Evaluation Report: A.T. Still University’s School of Health Management’s Faculty Orientation Course

Artifact:
Link to ReportProject Report

During the ISLT 9455: Formative and Summative Evaluation of Instruction course, I collaborated with colleagues to develop an evaluation plan for A.T. Still University’s School of Health Management (ATSU SHM) new faculty orientation course SHM-FAC 100. The plan outlined an evaluation study, with both formative and summative components, designed to assist data-driven decisions regarding the ongoing improvement and effectiveness of SHM-FAC 100. Specifically, the formative component would assist the client as they identify course, faculty handbook, and delivery system improvements prior to the course release in July 2009. The summative component would investigate the course’s effectiveness at preparing faculty for facilitating online courses at ATSU. Project artifact includes the final project report.

References

Bell, P. (2004). On the Theoretical Breadth of Design-Based Research in Education. Educational Psychologist, 39(4), 243–253.

Dumas, J. S., & Redish, J. (1999). A Practical Guide to Usability Testing. Intellect Books.

Isaacs, E., & Walendowski, A. (2001). Designing from Both Sides of the Screen: How Designers and Engineers Can Collaborate to Build Cooperative Technology. Indianapolis, Ind: Sams.

Nielson, J. (1995). 10 Usability Heuristics for User Interface Design. Available at http://www.nngroup.com/articles/ten-usability-heuristics/.

Rogers, E. M. (2003). Diffusion of Innovations, 5th Edition (5th edition). New York: Free Press.

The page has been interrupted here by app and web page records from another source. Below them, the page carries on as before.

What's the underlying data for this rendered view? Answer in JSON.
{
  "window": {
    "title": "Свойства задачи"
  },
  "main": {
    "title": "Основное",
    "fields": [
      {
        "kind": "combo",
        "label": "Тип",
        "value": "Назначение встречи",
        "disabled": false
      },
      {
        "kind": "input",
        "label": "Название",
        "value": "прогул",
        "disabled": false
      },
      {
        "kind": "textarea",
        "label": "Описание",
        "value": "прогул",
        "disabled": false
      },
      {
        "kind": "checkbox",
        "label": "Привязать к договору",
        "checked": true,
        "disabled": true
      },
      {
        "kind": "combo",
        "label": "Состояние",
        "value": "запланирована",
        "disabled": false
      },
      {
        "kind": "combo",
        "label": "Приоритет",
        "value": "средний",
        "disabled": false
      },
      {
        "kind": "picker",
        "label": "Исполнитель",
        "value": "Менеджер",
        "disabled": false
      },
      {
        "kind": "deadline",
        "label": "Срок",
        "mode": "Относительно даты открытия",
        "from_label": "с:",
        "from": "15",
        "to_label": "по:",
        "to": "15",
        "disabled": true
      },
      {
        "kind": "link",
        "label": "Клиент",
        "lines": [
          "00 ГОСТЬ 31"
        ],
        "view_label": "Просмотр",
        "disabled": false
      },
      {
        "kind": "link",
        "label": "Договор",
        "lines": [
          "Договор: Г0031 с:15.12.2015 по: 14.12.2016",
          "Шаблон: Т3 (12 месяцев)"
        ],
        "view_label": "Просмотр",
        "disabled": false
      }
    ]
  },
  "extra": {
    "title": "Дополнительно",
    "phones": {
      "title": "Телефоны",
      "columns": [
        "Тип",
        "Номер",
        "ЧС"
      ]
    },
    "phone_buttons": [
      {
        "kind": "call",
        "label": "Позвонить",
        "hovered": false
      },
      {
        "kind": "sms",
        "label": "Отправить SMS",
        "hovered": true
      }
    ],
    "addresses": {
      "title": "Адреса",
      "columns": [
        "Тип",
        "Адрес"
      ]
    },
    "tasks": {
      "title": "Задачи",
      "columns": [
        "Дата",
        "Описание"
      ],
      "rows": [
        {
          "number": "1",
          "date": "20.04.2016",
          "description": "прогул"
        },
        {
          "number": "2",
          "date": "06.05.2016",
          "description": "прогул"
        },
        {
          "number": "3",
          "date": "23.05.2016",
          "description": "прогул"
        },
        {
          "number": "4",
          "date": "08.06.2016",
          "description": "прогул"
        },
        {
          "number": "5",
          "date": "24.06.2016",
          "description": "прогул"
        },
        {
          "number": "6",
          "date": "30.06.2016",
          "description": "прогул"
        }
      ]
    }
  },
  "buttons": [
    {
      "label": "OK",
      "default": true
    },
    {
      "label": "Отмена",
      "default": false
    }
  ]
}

Suchman, L. A. (1983). Office Procedure As Practical Action: Models of Work and System Design. ACM Trans. Inf. Syst., 1(4), 320–328.

Suchman, L. (1995). Making Work Visible. Commun. ACM, 38(9), 56–64.